A fifth (18%) of engineers are holding down more than one temporary role to chase greater work-life balance and see more of their families, according to new research. The research, carried out by recruitment experts Reed Specialist Recruitment asked 5,000 UK employees about their experience of, and attitude to, temporary and contract working.
Of the sample of 5,000, 339 respondents were from the engineering industry. The survey found that, while just 14% considered non-permanent work to be their main job, a fifth (18%) of engineers are holding down more than one temporary role.
The professional outlook for temporary work in the sector was positive, with 33% saying it led to a variety of work, 20% stating that it delivered an increased hourly rate and 21% noting that it helped to avoid getting stale in a company.

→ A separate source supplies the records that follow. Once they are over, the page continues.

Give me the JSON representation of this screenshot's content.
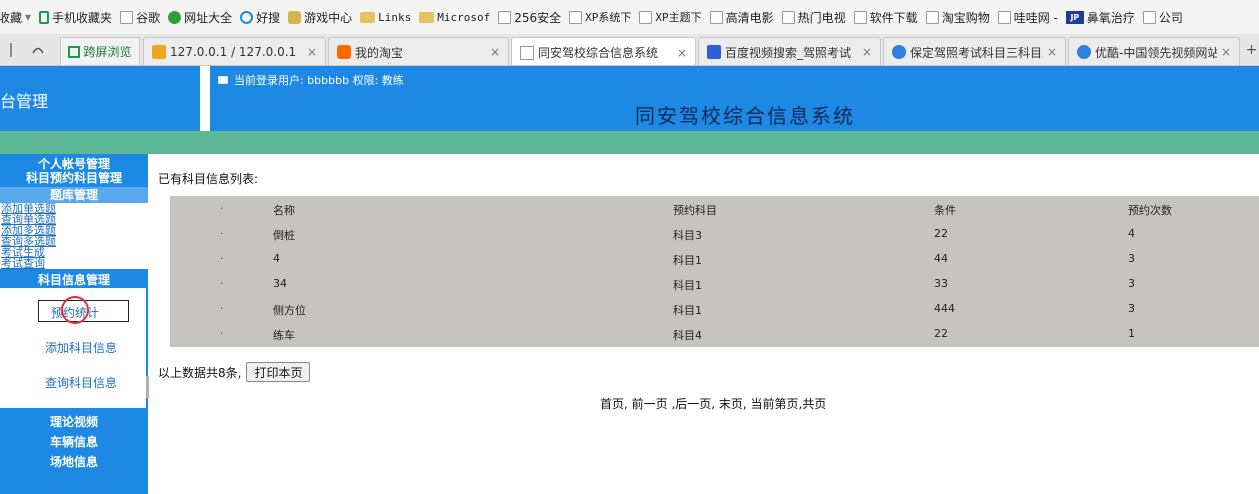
{
  "bookmarks": [
    {
      "label": "收藏",
      "icon": "none"
    },
    {
      "label": "手机收藏夹",
      "icon": "phone-icon"
    },
    {
      "label": "谷歌",
      "icon": "page-icon"
    },
    {
      "label": "网址大全",
      "icon": "globe-icon"
    },
    {
      "label": "好搜",
      "icon": "search-icon"
    },
    {
      "label": "游戏中心",
      "icon": "game-icon"
    },
    {
      "label": "Links",
      "icon": "folder-icon"
    },
    {
      "label": "Microsof",
      "icon": "folder-icon"
    },
    {
      "label": "256安全",
      "icon": "page-icon"
    },
    {
      "label": "XP系统下",
      "icon": "page-icon"
    },
    {
      "label": "XP主题下",
      "icon": "page-icon"
    },
    {
      "label": "高清电影",
      "icon": "page-icon"
    },
    {
      "label": "热门电视",
      "icon": "page-icon"
    },
    {
      "label": "软件下载",
      "icon": "page-icon"
    },
    {
      "label": "淘宝购物",
      "icon": "page-icon"
    },
    {
      "label": "哇哇网 -",
      "icon": "page-icon"
    },
    {
      "label": "鼻氧治疗",
      "icon": "jp-icon",
      "badge": "JP"
    },
    {
      "label": "公司",
      "icon": "page-icon"
    }
  ],
  "tabbar": {
    "split_label": "跨屏浏览",
    "tabs": [
      {
        "title": "127.0.0.1 / 127.0.0.1",
        "icon": "pma-icon",
        "active": false
      },
      {
        "title": "我的淘宝",
        "icon": "taobao-icon",
        "active": false
      },
      {
        "title": "同安驾校综合信息系统",
        "icon": "page-icon",
        "active": true
      },
      {
        "title": "百度视频搜索_驾照考试",
        "icon": "baidu-icon",
        "active": false
      },
      {
        "title": "保定驾照考试科目三科目三",
        "icon": "play-icon",
        "active": false
      },
      {
        "title": "优酷-中国领先视频网站,",
        "icon": "play-icon",
        "active": false
      }
    ],
    "close_glyph": "×",
    "new_tab_glyph": "+"
  },
  "header": {
    "left_title": "台管理",
    "login_text": "当前登录用户: bbbbbb 权限: 教练",
    "system_title": "同安驾校综合信息系统"
  },
  "sidebar": {
    "personal_account": "个人帐号管理",
    "subject_booking": "科目预约科目管理",
    "question_bank": "题库管理",
    "question_links": [
      "添加单选题",
      "查询单选题",
      "添加多选题",
      "查询多选题",
      "考试生成",
      "考试查询"
    ],
    "subject_info": "科目信息管理",
    "booking_stats": "预约统计",
    "add_subject": "添加科目信息",
    "query_subject": "查询科目信息",
    "theory_video": "理论视频",
    "vehicle_info": "车辆信息",
    "site_info": "场地信息"
  },
  "main": {
    "list_caption": "已有科目信息列表:",
    "table": {
      "columns": [
        "名称",
        "预约科目",
        "条件",
        "预约次数"
      ],
      "bullet": "·",
      "rows": [
        [
          "倒桩",
          "科目3",
          "22",
          "4"
        ],
        [
          "4",
          "科目1",
          "44",
          "3"
        ],
        [
          "34",
          "科目1",
          "33",
          "3"
        ],
        [
          "侧方位",
          "科目1",
          "444",
          "3"
        ],
        [
          "练车",
          "科目4",
          "22",
          "1"
        ]
      ]
    },
    "summary_text": "以上数据共8条,",
    "print_button": "打印本页",
    "pager_text": "首页, 前一页 ,后一页, 末页, 当前第页,共页"
  },
  "colors": {
    "header_blue": "#1e88e5",
    "title_navy": "#0b2a55",
    "green_bar": "#5cb896",
    "table_gray": "#c6c3c3",
    "highlight_circle": "#e03030"
  }
}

However, the personal benefits of temporary work were found to be even more important to engineers. More than a third (34%) said work-life balance was a positive impact of temporary working, with a fifth (19%) highlighting that it allowed them to see more of their families.
Despite the positives experienced within the sector, more than half (57%) of those asked identified that they preferred the security of a permanent role, while half (50%) said they liked benefits such as sick pay and pension which come with a permanent role.

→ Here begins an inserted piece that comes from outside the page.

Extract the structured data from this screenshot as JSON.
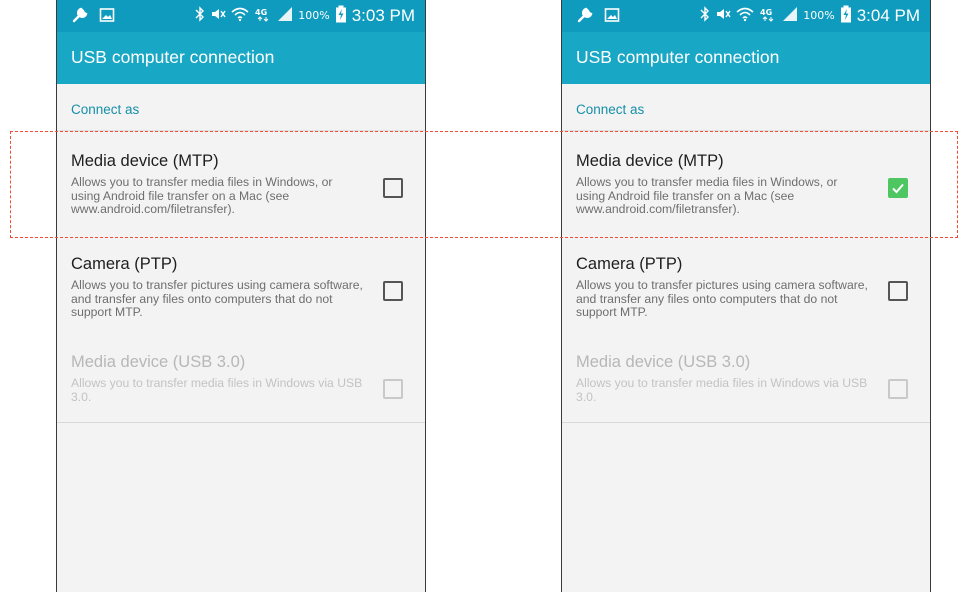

Mark Brown, Reed Engineering expert, said: “The engineering sector, when compared with others, differs in its view on temporary contracts. The industry successfully uses contract working, though with a decision on the UK’s exit from the EU on the horizon, there are a number of workers looking towards the security of permanent.

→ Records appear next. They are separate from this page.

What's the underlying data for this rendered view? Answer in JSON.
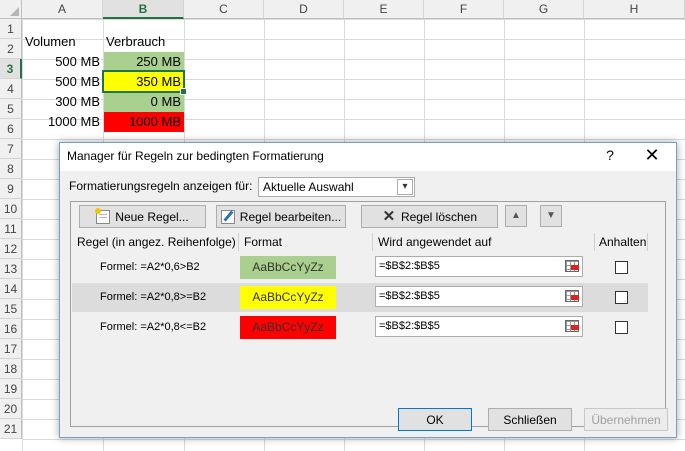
{
  "sheet": {
    "columns": [
      "A",
      "B",
      "C",
      "D",
      "E",
      "F",
      "G",
      "H"
    ],
    "selected_column": "B",
    "rows": [
      "1",
      "2",
      "3",
      "4",
      "5",
      "6",
      "7",
      "8",
      "9",
      "10",
      "11",
      "12",
      "13",
      "14",
      "15",
      "16",
      "17",
      "18",
      "19",
      "20",
      "21"
    ],
    "selected_row": "3",
    "cells": {
      "a1": "Volumen",
      "b1": "Verbrauch",
      "a2": "500 MB",
      "b2": "250 MB",
      "a3": "500 MB",
      "b3": "350 MB",
      "a4": "300 MB",
      "b4": "0 MB",
      "a5": "1000 MB",
      "b5": "1000 MB"
    },
    "cell_colors": {
      "b2": "#a9d08e",
      "b3": "#ffff00",
      "b4": "#a9d08e",
      "b5": "#ff0000"
    }
  },
  "dialog": {
    "title": "Manager für Regeln zur bedingten Formatierung",
    "help_glyph": "?",
    "close_glyph": "✕",
    "show_rules_label": "Formatierungsregeln anzeigen für:",
    "show_rules_value": "Aktuelle Auswahl",
    "buttons": {
      "new_rule": "Neue Regel...",
      "edit_rule": "Regel bearbeiten...",
      "delete_rule": "Regel löschen",
      "move_up": "▲",
      "move_down": "▼"
    },
    "table_headers": {
      "rule": "Regel (in angez. Reihenfolge)",
      "format": "Format",
      "applies_to": "Wird angewendet auf",
      "stop": "Anhalten"
    },
    "rules": [
      {
        "label": "Formel: =A2*0,6>B2",
        "format_preview": "AaBbCcYyZz",
        "format_color": "#a9d08e",
        "applies_to": "=$B$2:$B$5",
        "stop_if_true": false
      },
      {
        "label": "Formel: =A2*0,8>=B2",
        "format_preview": "AaBbCcYyZz",
        "format_color": "#ffff00",
        "applies_to": "=$B$2:$B$5",
        "stop_if_true": false
      },
      {
        "label": "Formel: =A2*0,8<=B2",
        "format_preview": "AaBbCcYyZz",
        "format_color": "#ff0000",
        "applies_to": "=$B$2:$B$5",
        "stop_if_true": false
      }
    ],
    "footer": {
      "ok": "OK",
      "close": "Schließen",
      "apply": "Übernehmen"
    }
  }
}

“However, our research clearly indicates that a significant number of engineers see temporary employment as a way to spend more time with their family and still accommodate fulfilling professional lives. With a workforce that is highly skilled there will always be the option to work the multiple roles, with multiple contracts for those engineers with a combination of technical expertise and commercial knowhow.
“There are still concerns for this sector around the long term benefits of temporary work, such as pensions, holiday and sick pay. Fortunately, Reed Specialist Recruitment already has this covered with its own pension scheme for its temporary PAYE workers. We should see the engineering sector continue to use temporary work as a way to bring highly talented workers to businesses, and for candidates to give themselves the flexibility and variety that they crave in 2020.”